--- DATA FOR THIS EXERCISE Enclosed Below ---

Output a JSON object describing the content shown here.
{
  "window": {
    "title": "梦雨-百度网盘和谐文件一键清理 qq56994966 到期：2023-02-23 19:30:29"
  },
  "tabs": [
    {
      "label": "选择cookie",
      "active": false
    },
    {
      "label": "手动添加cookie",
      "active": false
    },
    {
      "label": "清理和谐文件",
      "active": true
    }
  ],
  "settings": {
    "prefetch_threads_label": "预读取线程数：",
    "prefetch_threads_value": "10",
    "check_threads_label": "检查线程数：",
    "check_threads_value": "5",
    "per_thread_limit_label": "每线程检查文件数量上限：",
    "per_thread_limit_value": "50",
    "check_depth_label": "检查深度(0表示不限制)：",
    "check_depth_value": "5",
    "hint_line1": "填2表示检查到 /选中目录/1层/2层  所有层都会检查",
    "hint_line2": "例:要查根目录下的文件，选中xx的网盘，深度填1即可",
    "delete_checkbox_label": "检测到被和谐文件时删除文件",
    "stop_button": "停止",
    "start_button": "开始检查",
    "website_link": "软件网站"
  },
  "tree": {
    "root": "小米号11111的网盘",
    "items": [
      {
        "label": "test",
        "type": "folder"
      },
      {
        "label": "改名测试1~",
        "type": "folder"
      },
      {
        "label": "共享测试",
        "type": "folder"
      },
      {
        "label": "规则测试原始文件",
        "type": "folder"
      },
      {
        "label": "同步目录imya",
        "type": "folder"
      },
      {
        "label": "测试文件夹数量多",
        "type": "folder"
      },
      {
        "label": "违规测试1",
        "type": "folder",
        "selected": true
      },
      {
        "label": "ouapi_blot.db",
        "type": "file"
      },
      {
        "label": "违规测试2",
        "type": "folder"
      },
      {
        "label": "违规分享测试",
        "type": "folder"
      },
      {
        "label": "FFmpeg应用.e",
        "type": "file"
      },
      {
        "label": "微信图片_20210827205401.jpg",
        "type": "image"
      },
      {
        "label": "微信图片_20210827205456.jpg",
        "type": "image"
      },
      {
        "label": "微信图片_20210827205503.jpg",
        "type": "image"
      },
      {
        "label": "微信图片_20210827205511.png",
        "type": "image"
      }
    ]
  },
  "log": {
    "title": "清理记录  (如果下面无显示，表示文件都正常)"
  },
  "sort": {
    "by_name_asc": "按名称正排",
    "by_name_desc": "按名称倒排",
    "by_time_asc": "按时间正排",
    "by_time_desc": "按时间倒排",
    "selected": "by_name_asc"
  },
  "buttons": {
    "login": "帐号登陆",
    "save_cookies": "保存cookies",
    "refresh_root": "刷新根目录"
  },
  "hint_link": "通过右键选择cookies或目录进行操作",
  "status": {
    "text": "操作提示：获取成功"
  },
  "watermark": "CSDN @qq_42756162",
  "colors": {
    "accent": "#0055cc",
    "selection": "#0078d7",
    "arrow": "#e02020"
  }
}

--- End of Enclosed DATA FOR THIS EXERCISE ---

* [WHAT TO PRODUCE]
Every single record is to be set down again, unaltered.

* [EXERCISE RESULT]
Output a JSON object describing the content shown here.
{
  "window": {
    "title": "梦雨-百度网盘和谐文件一键清理 qq56994966 到期：2023-02-23 19:30:29"
  },
  "tabs": [
    {
      "label": "选择cookie",
      "active": false
    },
    {
      "label": "手动添加cookie",
      "active": false
    },
    {
      "label": "清理和谐文件",
      "active": true
    }
  ],
  "settings": {
    "prefetch_threads_label": "预读取线程数：",
    "prefetch_threads_value": "10",
    "check_threads_label": "检查线程数：",
    "check_threads_value": "5",
    "per_thread_limit_label": "每线程检查文件数量上限：",
    "per_thread_limit_value": "50",
    "check_depth_label": "检查深度(0表示不限制)：",
    "check_depth_value": "5",
    "hint_line1": "填2表示检查到 /选中目录/1层/2层  所有层都会检查",
    "hint_line2": "例:要查根目录下的文件，选中xx的网盘，深度填1即可",
    "delete_checkbox_label": "检测到被和谐文件时删除文件",
    "stop_button": "停止",
    "start_button": "开始检查",
    "website_link": "软件网站"
  },
  "tree": {
    "root": "小米号11111的网盘",
    "items": [
      {
        "label": "test",
        "type": "folder"
      },
      {
        "label": "改名测试1~",
        "type": "folder"
      },
      {
        "label": "共享测试",
        "type": "folder"
      },
      {
        "label": "规则测试原始文件",
        "type": "folder"
      },
      {
        "label": "同步目录imya",
        "type": "folder"
      },
      {
        "label": "测试文件夹数量多",
        "type": "folder"
      },
      {
        "label": "违规测试1",
        "type": "folder",
        "selected": true
      },
      {
        "label": "ouapi_blot.db",
        "type": "file"
      },
      {
        "label": "违规测试2",
        "type": "folder"
      },
      {
        "label": "违规分享测试",
        "type": "folder"
      },
      {
        "label": "FFmpeg应用.e",
        "type": "file"
      },
      {
        "label": "微信图片_20210827205401.jpg",
        "type": "image"
      },
      {
        "label": "微信图片_20210827205456.jpg",
        "type": "image"
      },
      {
        "label": "微信图片_20210827205503.jpg",
        "type": "image"
      },
      {
        "label": "微信图片_20210827205511.png",
        "type": "image"
      }
    ]
  },
  "log": {
    "title": "清理记录  (如果下面无显示，表示文件都正常)"
  },
  "sort": {
    "by_name_asc": "按名称正排",
    "by_name_desc": "按名称倒排",
    "by_time_asc": "按时间正排",
    "by_time_desc": "按时间倒排",
    "selected": "by_name_asc"
  },
  "buttons": {
    "login": "帐号登陆",
    "save_cookies": "保存cookies",
    "refresh_root": "刷新根目录"
  },
  "hint_link": "通过右键选择cookies或目录进行操作",
  "status": {
    "text": "操作提示：获取成功"
  },
  "watermark": "CSDN @qq_42756162",
  "colors": {
    "accent": "#0055cc",
    "selection": "#0078d7",
    "arrow": "#e02020"
  }
}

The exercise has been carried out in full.